* Records provided *
────────────────────

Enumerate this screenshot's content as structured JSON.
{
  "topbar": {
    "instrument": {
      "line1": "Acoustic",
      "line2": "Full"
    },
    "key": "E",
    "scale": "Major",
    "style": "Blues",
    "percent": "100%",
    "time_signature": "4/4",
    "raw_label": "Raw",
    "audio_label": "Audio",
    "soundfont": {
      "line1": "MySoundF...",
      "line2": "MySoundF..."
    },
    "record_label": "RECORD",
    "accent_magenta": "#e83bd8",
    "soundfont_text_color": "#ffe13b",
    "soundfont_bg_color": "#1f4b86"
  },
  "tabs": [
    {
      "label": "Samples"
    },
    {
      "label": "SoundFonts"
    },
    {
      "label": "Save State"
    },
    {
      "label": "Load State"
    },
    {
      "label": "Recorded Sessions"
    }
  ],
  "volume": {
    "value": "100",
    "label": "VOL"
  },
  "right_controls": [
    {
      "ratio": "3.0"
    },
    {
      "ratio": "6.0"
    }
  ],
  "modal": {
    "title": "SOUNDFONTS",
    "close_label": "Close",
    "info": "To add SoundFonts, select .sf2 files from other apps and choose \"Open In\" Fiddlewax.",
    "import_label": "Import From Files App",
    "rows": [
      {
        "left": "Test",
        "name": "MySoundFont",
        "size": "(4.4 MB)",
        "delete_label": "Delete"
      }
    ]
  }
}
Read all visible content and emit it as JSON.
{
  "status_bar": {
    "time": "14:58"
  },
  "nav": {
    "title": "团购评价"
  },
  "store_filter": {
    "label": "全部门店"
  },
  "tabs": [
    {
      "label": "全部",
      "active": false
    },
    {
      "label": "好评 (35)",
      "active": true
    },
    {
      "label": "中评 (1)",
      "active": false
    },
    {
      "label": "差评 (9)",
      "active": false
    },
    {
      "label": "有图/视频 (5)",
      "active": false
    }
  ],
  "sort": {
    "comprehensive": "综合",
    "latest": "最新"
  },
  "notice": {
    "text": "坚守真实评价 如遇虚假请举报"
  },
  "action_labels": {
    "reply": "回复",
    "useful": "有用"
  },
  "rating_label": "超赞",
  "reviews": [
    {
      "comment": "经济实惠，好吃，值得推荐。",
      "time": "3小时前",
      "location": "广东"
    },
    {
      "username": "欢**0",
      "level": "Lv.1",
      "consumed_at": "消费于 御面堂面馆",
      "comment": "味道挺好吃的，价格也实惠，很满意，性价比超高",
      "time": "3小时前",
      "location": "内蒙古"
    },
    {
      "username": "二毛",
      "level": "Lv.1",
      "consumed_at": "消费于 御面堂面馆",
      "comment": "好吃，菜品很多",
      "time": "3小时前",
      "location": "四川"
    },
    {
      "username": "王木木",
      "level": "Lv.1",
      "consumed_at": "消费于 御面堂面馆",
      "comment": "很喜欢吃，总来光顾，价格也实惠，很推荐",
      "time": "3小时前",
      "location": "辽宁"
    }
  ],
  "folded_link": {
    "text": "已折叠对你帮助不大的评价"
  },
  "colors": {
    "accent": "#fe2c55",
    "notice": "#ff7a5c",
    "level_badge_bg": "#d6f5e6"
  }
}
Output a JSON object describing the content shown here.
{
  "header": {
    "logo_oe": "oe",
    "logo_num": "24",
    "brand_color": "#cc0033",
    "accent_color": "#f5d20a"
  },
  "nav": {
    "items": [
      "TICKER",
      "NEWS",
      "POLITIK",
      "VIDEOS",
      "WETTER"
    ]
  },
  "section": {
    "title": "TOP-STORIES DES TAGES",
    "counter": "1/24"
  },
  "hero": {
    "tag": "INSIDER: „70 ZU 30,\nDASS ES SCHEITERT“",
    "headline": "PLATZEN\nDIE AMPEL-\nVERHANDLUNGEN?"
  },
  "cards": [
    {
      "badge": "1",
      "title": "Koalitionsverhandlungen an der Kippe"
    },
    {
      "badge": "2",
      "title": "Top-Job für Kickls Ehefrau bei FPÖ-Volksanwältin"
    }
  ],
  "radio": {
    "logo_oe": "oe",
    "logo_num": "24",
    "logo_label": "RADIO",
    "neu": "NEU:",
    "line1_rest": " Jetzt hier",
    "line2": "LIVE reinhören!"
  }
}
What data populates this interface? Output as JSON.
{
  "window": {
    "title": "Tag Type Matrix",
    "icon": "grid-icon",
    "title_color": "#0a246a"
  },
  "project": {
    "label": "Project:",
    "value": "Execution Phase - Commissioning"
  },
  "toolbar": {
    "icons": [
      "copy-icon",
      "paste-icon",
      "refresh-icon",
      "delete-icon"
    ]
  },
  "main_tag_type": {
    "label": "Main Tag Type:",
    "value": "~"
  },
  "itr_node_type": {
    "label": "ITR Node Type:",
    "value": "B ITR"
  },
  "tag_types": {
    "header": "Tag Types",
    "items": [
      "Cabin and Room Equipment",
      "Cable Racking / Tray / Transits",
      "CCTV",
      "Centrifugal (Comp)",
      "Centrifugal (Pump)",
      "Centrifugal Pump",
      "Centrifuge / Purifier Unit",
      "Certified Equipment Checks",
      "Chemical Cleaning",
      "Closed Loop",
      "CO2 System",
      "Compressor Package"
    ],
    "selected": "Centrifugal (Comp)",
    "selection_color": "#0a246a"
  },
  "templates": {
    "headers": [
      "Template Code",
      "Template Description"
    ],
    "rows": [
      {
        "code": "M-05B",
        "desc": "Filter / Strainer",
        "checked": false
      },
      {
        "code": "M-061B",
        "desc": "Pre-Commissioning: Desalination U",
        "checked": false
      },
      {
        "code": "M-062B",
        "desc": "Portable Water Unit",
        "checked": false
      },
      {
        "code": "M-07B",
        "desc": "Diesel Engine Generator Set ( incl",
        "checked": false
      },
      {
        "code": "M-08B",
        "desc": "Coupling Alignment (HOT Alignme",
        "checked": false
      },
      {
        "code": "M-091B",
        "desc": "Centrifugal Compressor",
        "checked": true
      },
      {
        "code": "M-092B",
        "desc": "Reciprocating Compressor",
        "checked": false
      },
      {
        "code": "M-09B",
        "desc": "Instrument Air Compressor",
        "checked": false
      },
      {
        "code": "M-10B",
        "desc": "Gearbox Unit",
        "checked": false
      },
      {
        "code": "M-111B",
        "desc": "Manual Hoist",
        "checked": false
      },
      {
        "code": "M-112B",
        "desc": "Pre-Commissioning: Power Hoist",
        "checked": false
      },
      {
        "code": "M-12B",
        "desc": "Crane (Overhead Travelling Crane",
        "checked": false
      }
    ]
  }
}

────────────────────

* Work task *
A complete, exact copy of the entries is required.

* Output for this task *
Enumerate this screenshot's content as structured JSON.
{
  "topbar": {
    "instrument": {
      "line1": "Acoustic",
      "line2": "Full"
    },
    "key": "E",
    "scale": "Major",
    "style": "Blues",
    "percent": "100%",
    "time_signature": "4/4",
    "raw_label": "Raw",
    "audio_label": "Audio",
    "soundfont": {
      "line1": "MySoundF...",
      "line2": "MySoundF..."
    },
    "record_label": "RECORD",
    "accent_magenta": "#e83bd8",
    "soundfont_text_color": "#ffe13b",
    "soundfont_bg_color": "#1f4b86"
  },
  "tabs": [
    {
      "label": "Samples"
    },
    {
      "label": "SoundFonts"
    },
    {
      "label": "Save State"
    },
    {
      "label": "Load State"
    },
    {
      "label": "Recorded Sessions"
    }
  ],
  "volume": {
    "value": "100",
    "label": "VOL"
  },
  "right_controls": [
    {
      "ratio": "3.0"
    },
    {
      "ratio": "6.0"
    }
  ],
  "modal": {
    "title": "SOUNDFONTS",
    "close_label": "Close",
    "info": "To add SoundFonts, select .sf2 files from other apps and choose \"Open In\" Fiddlewax.",
    "import_label": "Import From Files App",
    "rows": [
      {
        "left": "Test",
        "name": "MySoundFont",
        "size": "(4.4 MB)",
        "delete_label": "Delete"
      }
    ]
  }
}
Read all visible content and emit it as JSON.
{
  "status_bar": {
    "time": "14:58"
  },
  "nav": {
    "title": "团购评价"
  },
  "store_filter": {
    "label": "全部门店"
  },
  "tabs": [
    {
      "label": "全部",
      "active": false
    },
    {
      "label": "好评 (35)",
      "active": true
    },
    {
      "label": "中评 (1)",
      "active": false
    },
    {
      "label": "差评 (9)",
      "active": false
    },
    {
      "label": "有图/视频 (5)",
      "active": false
    }
  ],
  "sort": {
    "comprehensive": "综合",
    "latest": "最新"
  },
  "notice": {
    "text": "坚守真实评价 如遇虚假请举报"
  },
  "action_labels": {
    "reply": "回复",
    "useful": "有用"
  },
  "rating_label": "超赞",
  "reviews": [
    {
      "comment": "经济实惠，好吃，值得推荐。",
      "time": "3小时前",
      "location": "广东"
    },
    {
      "username": "欢**0",
      "level": "Lv.1",
      "consumed_at": "消费于 御面堂面馆",
      "comment": "味道挺好吃的，价格也实惠，很满意，性价比超高",
      "time": "3小时前",
      "location": "内蒙古"
    },
    {
      "username": "二毛",
      "level": "Lv.1",
      "consumed_at": "消费于 御面堂面馆",
      "comment": "好吃，菜品很多",
      "time": "3小时前",
      "location": "四川"
    },
    {
      "username": "王木木",
      "level": "Lv.1",
      "consumed_at": "消费于 御面堂面馆",
      "comment": "很喜欢吃，总来光顾，价格也实惠，很推荐",
      "time": "3小时前",
      "location": "辽宁"
    }
  ],
  "folded_link": {
    "text": "已折叠对你帮助不大的评价"
  },
  "colors": {
    "accent": "#fe2c55",
    "notice": "#ff7a5c",
    "level_badge_bg": "#d6f5e6"
  }
}
Output a JSON object describing the content shown here.
{
  "header": {
    "logo_oe": "oe",
    "logo_num": "24",
    "brand_color": "#cc0033",
    "accent_color": "#f5d20a"
  },
  "nav": {
    "items": [
      "TICKER",
      "NEWS",
      "POLITIK",
      "VIDEOS",
      "WETTER"
    ]
  },
  "section": {
    "title": "TOP-STORIES DES TAGES",
    "counter": "1/24"
  },
  "hero": {
    "tag": "INSIDER: „70 ZU 30,\nDASS ES SCHEITERT“",
    "headline": "PLATZEN\nDIE AMPEL-\nVERHANDLUNGEN?"
  },
  "cards": [
    {
      "badge": "1",
      "title": "Koalitionsverhandlungen an der Kippe"
    },
    {
      "badge": "2",
      "title": "Top-Job für Kickls Ehefrau bei FPÖ-Volksanwältin"
    }
  ],
  "radio": {
    "logo_oe": "oe",
    "logo_num": "24",
    "logo_label": "RADIO",
    "neu": "NEU:",
    "line1_rest": " Jetzt hier",
    "line2": "LIVE reinhören!"
  }
}
What data populates this interface? Output as JSON.
{
  "window": {
    "title": "Tag Type Matrix",
    "icon": "grid-icon",
    "title_color": "#0a246a"
  },
  "project": {
    "label": "Project:",
    "value": "Execution Phase - Commissioning"
  },
  "toolbar": {
    "icons": [
      "copy-icon",
      "paste-icon",
      "refresh-icon",
      "delete-icon"
    ]
  },
  "main_tag_type": {
    "label": "Main Tag Type:",
    "value": "~"
  },
  "itr_node_type": {
    "label": "ITR Node Type:",
    "value": "B ITR"
  },
  "tag_types": {
    "header": "Tag Types",
    "items": [
      "Cabin and Room Equipment",
      "Cable Racking / Tray / Transits",
      "CCTV",
      "Centrifugal (Comp)",
      "Centrifugal (Pump)",
      "Centrifugal Pump",
      "Centrifuge / Purifier Unit",
      "Certified Equipment Checks",
      "Chemical Cleaning",
      "Closed Loop",
      "CO2 System",
      "Compressor Package"
    ],
    "selected": "Centrifugal (Comp)",
    "selection_color": "#0a246a"
  },
  "templates": {
    "headers": [
      "Template Code",
      "Template Description"
    ],
    "rows": [
      {
        "code": "M-05B",
        "desc": "Filter / Strainer",
        "checked": false
      },
      {
        "code": "M-061B",
        "desc": "Pre-Commissioning: Desalination U",
        "checked": false
      },
      {
        "code": "M-062B",
        "desc": "Portable Water Unit",
        "checked": false
      },
      {
        "code": "M-07B",
        "desc": "Diesel Engine Generator Set ( incl",
        "checked": false
      },
      {
        "code": "M-08B",
        "desc": "Coupling Alignment (HOT Alignme",
        "checked": false
      },
      {
        "code": "M-091B",
        "desc": "Centrifugal Compressor",
        "checked": true
      },
      {
        "code": "M-092B",
        "desc": "Reciprocating Compressor",
        "checked": false
      },
      {
        "code": "M-09B",
        "desc": "Instrument Air Compressor",
        "checked": false
      },
      {
        "code": "M-10B",
        "desc": "Gearbox Unit",
        "checked": false
      },
      {
        "code": "M-111B",
        "desc": "Manual Hoist",
        "checked": false
      },
      {
        "code": "M-112B",
        "desc": "Pre-Commissioning: Power Hoist",
        "checked": false
      },
      {
        "code": "M-12B",
        "desc": "Crane (Overhead Travelling Crane",
        "checked": false
      }
    ]
  }
}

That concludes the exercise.